» Problem statement
I'd like the entire listing output verbatim, apart from the pictures.

» Working data

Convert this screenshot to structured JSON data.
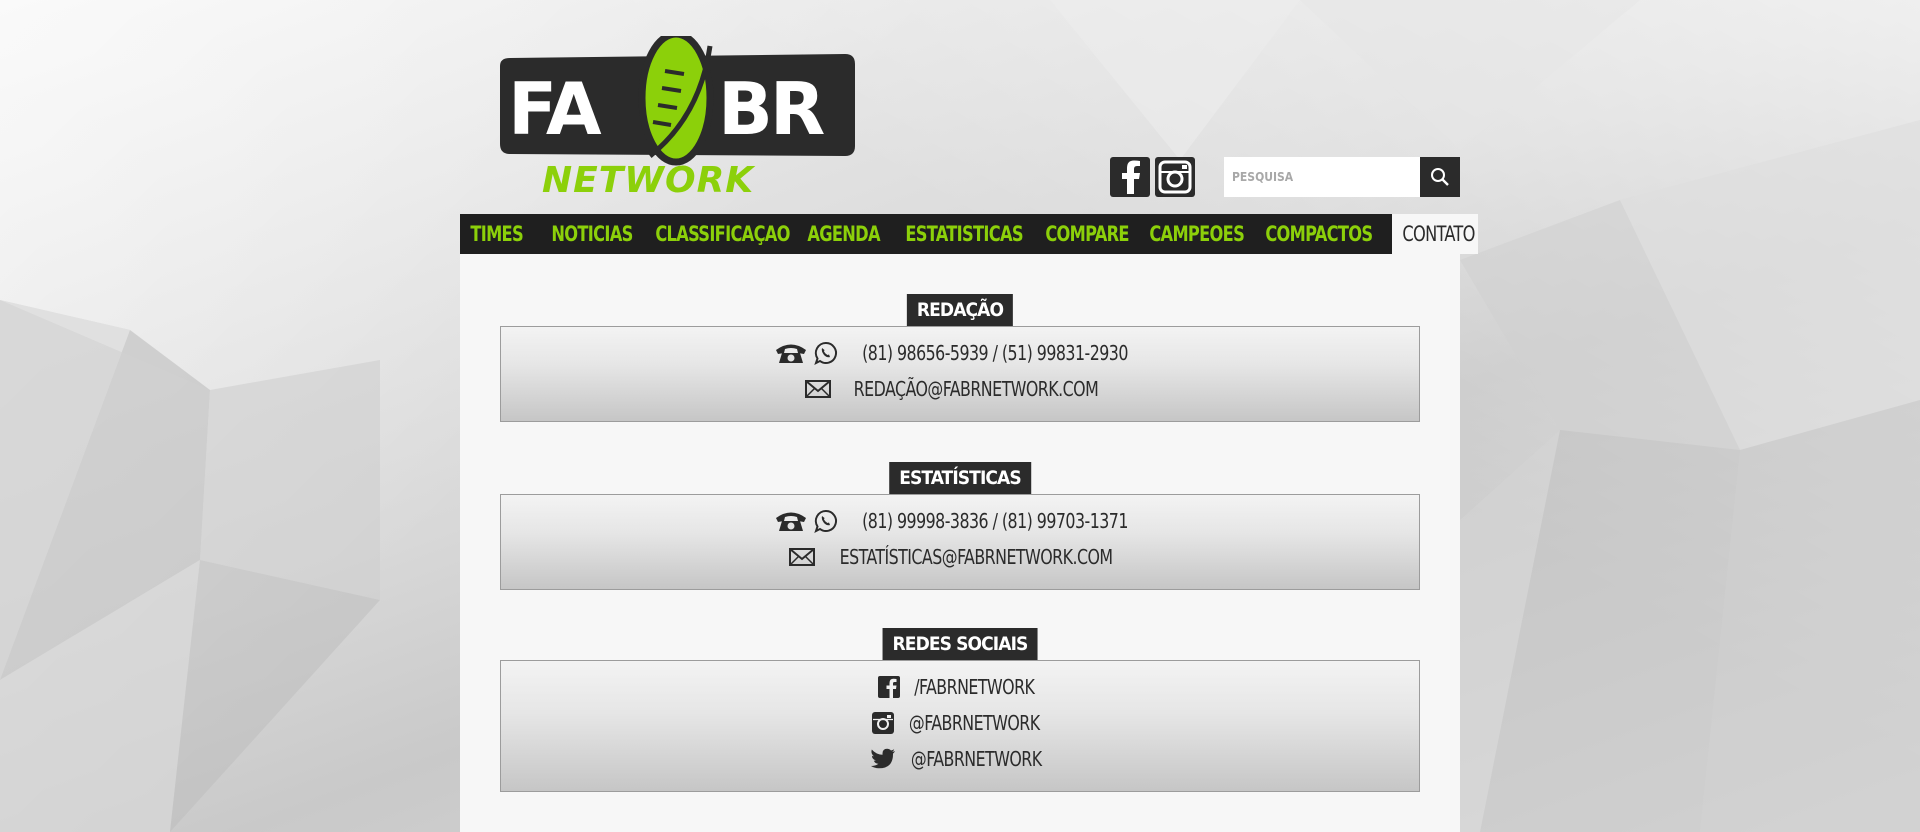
{
  "brand": {
    "logo_top": "FABR",
    "logo_bottom": "NETWORK",
    "colors": {
      "accent": "#8cd00a",
      "dark": "#2b2b2b",
      "nav_bg": "#1f1f1f"
    }
  },
  "header": {
    "social_icons": [
      "facebook-icon",
      "instagram-icon"
    ],
    "search": {
      "placeholder": "PESQUISA",
      "icon": "search-icon"
    }
  },
  "nav": {
    "items": [
      {
        "label": "TIMES"
      },
      {
        "label": "NOTICIAS"
      },
      {
        "label": "CLASSIFICAÇAO"
      },
      {
        "label": "AGENDA"
      },
      {
        "label": "ESTATISTICAS"
      },
      {
        "label": "COMPARE"
      },
      {
        "label": "CAMPEOES"
      },
      {
        "label": "COMPACTOS"
      },
      {
        "label": "CONTATO"
      }
    ],
    "active": "CONTATO"
  },
  "sections": {
    "redacao": {
      "title": "REDAÇÃO",
      "phones": "(81) 98656-5939 / (51) 99831-2930",
      "email": "REDAÇÃO@FABRNETWORK.COM"
    },
    "estatisticas": {
      "title": "ESTATÍSTICAS",
      "phones": "(81) 99998-3836 / (81) 99703-1371",
      "email": "ESTATÍSTICAS@FABRNETWORK.COM"
    },
    "redes": {
      "title": "REDES SOCIAIS",
      "facebook": "/FABRNETWORK",
      "instagram": "@FABRNETWORK",
      "twitter": "@FABRNETWORK"
    }
  }
}
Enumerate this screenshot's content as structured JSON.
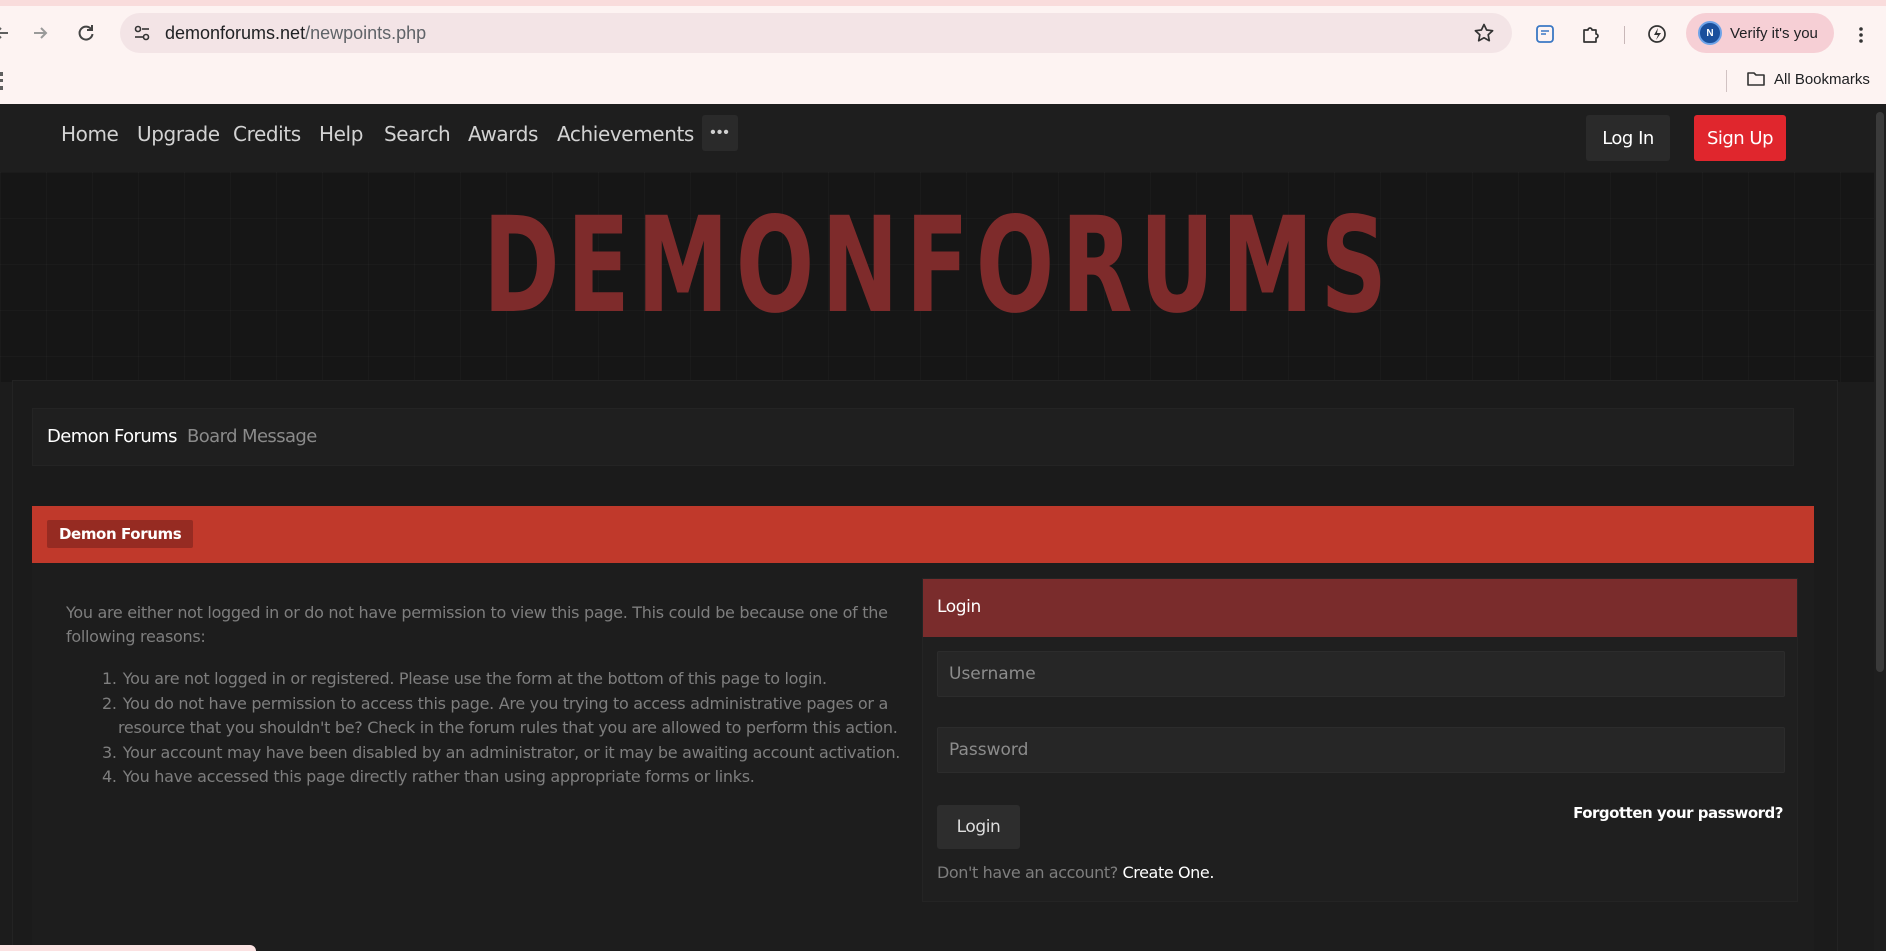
{
  "browser": {
    "url_domain": "demonforums.net",
    "url_path": "/newpoints.php",
    "profile_initial": "N",
    "profile_label": "Verify it's you",
    "bookmarks_label": "All Bookmarks"
  },
  "nav": {
    "items": [
      "Home",
      "Upgrade",
      "Credits",
      "Help",
      "Search",
      "Awards",
      "Achievements"
    ],
    "more_label": "•••",
    "login_label": "Log In",
    "signup_label": "Sign Up"
  },
  "banner": {
    "logo_text": "DEMONFORUMS"
  },
  "breadcrumb": {
    "root": "Demon Forums",
    "current": "Board Message"
  },
  "section": {
    "title": "Demon Forums"
  },
  "error": {
    "intro": "You are either not logged in or do not have permission to view this page. This could be because one of the following reasons:",
    "reasons": [
      "You are not logged in or registered. Please use the form at the bottom of this page to login.",
      "You do not have permission to access this page. Are you trying to access administrative pages or a resource that you shouldn't be? Check in the forum rules that you are allowed to perform this action.",
      "Your account may have been disabled by an administrator, or it may be awaiting account activation.",
      "You have accessed this page directly rather than using appropriate forms or links."
    ]
  },
  "login": {
    "title": "Login",
    "username_placeholder": "Username",
    "password_placeholder": "Password",
    "button_label": "Login",
    "forgot_label": "Forgotten your password?",
    "no_account_text": "Don't have an account?",
    "create_label": "Create One."
  },
  "colors": {
    "accent_red": "#c0392b",
    "login_header": "#7a2c2c",
    "signup_red": "#e0262d",
    "logo_red": "#7e2b2b"
  }
}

» Task result
Convert this screenshot to structured JSON data.
{
  "brand": {
    "logo_top": "FABR",
    "logo_bottom": "NETWORK",
    "colors": {
      "accent": "#8cd00a",
      "dark": "#2b2b2b",
      "nav_bg": "#1f1f1f"
    }
  },
  "header": {
    "social_icons": [
      "facebook-icon",
      "instagram-icon"
    ],
    "search": {
      "placeholder": "PESQUISA",
      "icon": "search-icon"
    }
  },
  "nav": {
    "items": [
      {
        "label": "TIMES"
      },
      {
        "label": "NOTICIAS"
      },
      {
        "label": "CLASSIFICAÇAO"
      },
      {
        "label": "AGENDA"
      },
      {
        "label": "ESTATISTICAS"
      },
      {
        "label": "COMPARE"
      },
      {
        "label": "CAMPEOES"
      },
      {
        "label": "COMPACTOS"
      },
      {
        "label": "CONTATO"
      }
    ],
    "active": "CONTATO"
  },
  "sections": {
    "redacao": {
      "title": "REDAÇÃO",
      "phones": "(81) 98656-5939 / (51) 99831-2930",
      "email": "REDAÇÃO@FABRNETWORK.COM"
    },
    "estatisticas": {
      "title": "ESTATÍSTICAS",
      "phones": "(81) 99998-3836 / (81) 99703-1371",
      "email": "ESTATÍSTICAS@FABRNETWORK.COM"
    },
    "redes": {
      "title": "REDES SOCIAIS",
      "facebook": "/FABRNETWORK",
      "instagram": "@FABRNETWORK",
      "twitter": "@FABRNETWORK"
    }
  }
}
Enumerate this screenshot's content as structured JSON.
{
  "browser": {
    "url_domain": "demonforums.net",
    "url_path": "/newpoints.php",
    "profile_initial": "N",
    "profile_label": "Verify it's you",
    "bookmarks_label": "All Bookmarks"
  },
  "nav": {
    "items": [
      "Home",
      "Upgrade",
      "Credits",
      "Help",
      "Search",
      "Awards",
      "Achievements"
    ],
    "more_label": "•••",
    "login_label": "Log In",
    "signup_label": "Sign Up"
  },
  "banner": {
    "logo_text": "DEMONFORUMS"
  },
  "breadcrumb": {
    "root": "Demon Forums",
    "current": "Board Message"
  },
  "section": {
    "title": "Demon Forums"
  },
  "error": {
    "intro": "You are either not logged in or do not have permission to view this page. This could be because one of the following reasons:",
    "reasons": [
      "You are not logged in or registered. Please use the form at the bottom of this page to login.",
      "You do not have permission to access this page. Are you trying to access administrative pages or a resource that you shouldn't be? Check in the forum rules that you are allowed to perform this action.",
      "Your account may have been disabled by an administrator, or it may be awaiting account activation.",
      "You have accessed this page directly rather than using appropriate forms or links."
    ]
  },
  "login": {
    "title": "Login",
    "username_placeholder": "Username",
    "password_placeholder": "Password",
    "button_label": "Login",
    "forgot_label": "Forgotten your password?",
    "no_account_text": "Don't have an account?",
    "create_label": "Create One."
  },
  "colors": {
    "accent_red": "#c0392b",
    "login_header": "#7a2c2c",
    "signup_red": "#e0262d",
    "logo_red": "#7e2b2b"
  }
}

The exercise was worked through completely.